Jeremy Leaf, north London estate agent and a former RICS residential chairman, said: ‘The small increase in house price growth is probably more to do with a lack of supply rather than a burst of springtime activity.
‘Nevertheless, a rise is more welcome than a fall and in line with other recent statistics shows that the market is continuing to follow a slow upward path, albeit without any fireworks.
‘Looking forward, we don’t expect a huge change but we are seeing an increase in valuations and listings which is likely to show itself in a little bit more activity over the coming months.’
Bigger gap: Number of homes owned outright versus owned with a mortgage
Brian Murphy, head of lending for Mortgage Advice Bureau, said: ‘While the growth is, at best, incremental, it does at least point to a market which remained robust in the first four months of this year.
‘One might suggest that the subdued average increase in values could be a reflection of current market dynamics.
‘London and the South East are seeing a higher level of available properties than previously coupled with reduced demand putting a dampener on pricing, contrasted with many areas in the rest of the UK still seeing a drought in properties on the market, leading to lack of buyer choice.’

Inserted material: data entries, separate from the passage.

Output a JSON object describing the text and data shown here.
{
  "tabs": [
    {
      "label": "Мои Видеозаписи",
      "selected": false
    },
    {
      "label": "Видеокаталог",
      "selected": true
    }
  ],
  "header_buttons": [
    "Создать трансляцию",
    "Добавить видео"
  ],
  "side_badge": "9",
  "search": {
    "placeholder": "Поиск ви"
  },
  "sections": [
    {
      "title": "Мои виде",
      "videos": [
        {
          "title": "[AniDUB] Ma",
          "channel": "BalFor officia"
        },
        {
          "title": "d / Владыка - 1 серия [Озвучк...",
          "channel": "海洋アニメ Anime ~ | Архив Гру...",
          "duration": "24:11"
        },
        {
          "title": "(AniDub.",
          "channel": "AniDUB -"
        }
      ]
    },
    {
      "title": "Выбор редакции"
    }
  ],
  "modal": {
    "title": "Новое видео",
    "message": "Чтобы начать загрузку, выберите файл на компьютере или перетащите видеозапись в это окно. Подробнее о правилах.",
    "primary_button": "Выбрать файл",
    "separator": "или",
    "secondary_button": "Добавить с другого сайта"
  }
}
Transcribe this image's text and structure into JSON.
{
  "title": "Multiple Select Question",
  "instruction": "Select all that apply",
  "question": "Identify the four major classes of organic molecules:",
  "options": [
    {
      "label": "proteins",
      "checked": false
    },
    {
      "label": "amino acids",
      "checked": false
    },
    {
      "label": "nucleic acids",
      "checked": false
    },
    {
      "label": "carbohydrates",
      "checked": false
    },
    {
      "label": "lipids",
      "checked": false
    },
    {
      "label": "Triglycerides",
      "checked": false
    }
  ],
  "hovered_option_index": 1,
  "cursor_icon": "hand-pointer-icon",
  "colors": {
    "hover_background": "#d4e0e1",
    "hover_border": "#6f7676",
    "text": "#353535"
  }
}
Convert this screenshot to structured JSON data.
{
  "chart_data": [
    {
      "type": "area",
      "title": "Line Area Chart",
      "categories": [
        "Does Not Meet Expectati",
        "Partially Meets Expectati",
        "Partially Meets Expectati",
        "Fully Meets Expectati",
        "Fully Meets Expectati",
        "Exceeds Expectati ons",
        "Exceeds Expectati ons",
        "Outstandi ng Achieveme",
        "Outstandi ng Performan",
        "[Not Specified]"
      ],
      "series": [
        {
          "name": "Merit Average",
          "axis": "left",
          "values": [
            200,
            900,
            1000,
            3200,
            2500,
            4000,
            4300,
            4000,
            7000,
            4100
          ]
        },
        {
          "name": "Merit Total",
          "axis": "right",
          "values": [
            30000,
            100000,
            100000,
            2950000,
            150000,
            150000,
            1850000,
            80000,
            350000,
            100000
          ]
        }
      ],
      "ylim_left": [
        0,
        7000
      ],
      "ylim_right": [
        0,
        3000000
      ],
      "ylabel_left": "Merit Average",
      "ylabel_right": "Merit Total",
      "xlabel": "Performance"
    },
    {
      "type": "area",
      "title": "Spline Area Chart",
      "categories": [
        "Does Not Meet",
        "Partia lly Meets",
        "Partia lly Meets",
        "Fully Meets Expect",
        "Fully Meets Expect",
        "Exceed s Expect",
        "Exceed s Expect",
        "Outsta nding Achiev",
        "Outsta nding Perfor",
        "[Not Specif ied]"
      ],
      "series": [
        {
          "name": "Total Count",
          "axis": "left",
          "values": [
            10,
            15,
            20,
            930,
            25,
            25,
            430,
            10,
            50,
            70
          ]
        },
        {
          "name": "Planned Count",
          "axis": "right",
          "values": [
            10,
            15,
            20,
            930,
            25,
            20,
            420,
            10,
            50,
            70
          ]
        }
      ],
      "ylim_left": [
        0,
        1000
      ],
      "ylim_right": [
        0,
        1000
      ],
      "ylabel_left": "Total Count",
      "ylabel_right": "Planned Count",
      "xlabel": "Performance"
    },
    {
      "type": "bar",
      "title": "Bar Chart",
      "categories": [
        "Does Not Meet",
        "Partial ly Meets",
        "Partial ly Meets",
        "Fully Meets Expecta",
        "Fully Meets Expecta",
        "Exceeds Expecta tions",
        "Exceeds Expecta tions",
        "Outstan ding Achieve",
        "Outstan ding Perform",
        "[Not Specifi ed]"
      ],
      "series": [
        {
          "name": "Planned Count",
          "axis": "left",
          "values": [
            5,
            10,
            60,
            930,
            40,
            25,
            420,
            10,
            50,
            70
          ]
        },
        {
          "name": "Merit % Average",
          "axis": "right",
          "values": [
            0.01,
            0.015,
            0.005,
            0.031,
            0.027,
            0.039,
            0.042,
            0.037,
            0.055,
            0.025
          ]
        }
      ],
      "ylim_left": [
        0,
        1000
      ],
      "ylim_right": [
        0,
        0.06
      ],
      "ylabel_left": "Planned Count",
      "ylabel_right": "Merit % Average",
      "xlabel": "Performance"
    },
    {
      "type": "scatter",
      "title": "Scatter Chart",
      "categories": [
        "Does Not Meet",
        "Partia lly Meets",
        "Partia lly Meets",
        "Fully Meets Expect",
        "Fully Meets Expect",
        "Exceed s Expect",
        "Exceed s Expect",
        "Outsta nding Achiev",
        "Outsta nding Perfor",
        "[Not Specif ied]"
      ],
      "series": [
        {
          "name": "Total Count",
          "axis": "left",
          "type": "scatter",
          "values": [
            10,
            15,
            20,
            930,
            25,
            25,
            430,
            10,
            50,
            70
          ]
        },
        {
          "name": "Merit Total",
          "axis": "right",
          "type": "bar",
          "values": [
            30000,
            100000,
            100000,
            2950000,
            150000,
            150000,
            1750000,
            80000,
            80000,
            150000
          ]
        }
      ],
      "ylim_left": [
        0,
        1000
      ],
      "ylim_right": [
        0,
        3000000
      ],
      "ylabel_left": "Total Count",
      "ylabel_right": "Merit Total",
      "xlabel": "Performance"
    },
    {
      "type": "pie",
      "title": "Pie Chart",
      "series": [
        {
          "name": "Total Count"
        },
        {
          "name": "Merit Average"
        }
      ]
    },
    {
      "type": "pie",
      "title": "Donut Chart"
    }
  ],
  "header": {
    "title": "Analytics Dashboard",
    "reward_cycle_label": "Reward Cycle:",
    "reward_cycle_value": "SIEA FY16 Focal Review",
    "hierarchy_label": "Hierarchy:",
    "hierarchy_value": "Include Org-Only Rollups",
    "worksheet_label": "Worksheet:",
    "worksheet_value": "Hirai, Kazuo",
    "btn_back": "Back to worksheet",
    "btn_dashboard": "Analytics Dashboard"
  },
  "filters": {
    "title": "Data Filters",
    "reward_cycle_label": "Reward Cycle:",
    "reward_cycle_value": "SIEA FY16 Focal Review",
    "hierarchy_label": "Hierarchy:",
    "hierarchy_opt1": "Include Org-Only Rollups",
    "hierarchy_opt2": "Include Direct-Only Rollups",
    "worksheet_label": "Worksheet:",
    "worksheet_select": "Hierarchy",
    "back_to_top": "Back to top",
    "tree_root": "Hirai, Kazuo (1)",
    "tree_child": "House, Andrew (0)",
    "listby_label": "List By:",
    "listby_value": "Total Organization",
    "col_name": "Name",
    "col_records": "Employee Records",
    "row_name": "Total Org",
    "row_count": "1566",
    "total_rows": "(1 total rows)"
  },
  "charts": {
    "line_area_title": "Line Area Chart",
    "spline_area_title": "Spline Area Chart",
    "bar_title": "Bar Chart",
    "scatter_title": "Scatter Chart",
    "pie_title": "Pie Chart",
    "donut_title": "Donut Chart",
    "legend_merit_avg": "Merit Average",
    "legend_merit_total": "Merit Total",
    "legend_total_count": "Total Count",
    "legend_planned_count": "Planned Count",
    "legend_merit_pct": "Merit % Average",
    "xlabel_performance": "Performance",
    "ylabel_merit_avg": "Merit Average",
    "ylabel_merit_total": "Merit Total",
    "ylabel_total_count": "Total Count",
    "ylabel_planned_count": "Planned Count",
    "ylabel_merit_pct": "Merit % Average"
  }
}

The Bank of England has said it expects to continue raising interest rates after making the first increase in over a decade in November 2017.
Many investors believe there’s a likely chance of another hike next month.
However, a shortage of homes for sale is expected to continue to shore up the housing market.
Prime Minister Theresa May wants construction of new homes to increase to 300,000 a year to tackle a shortage of housing.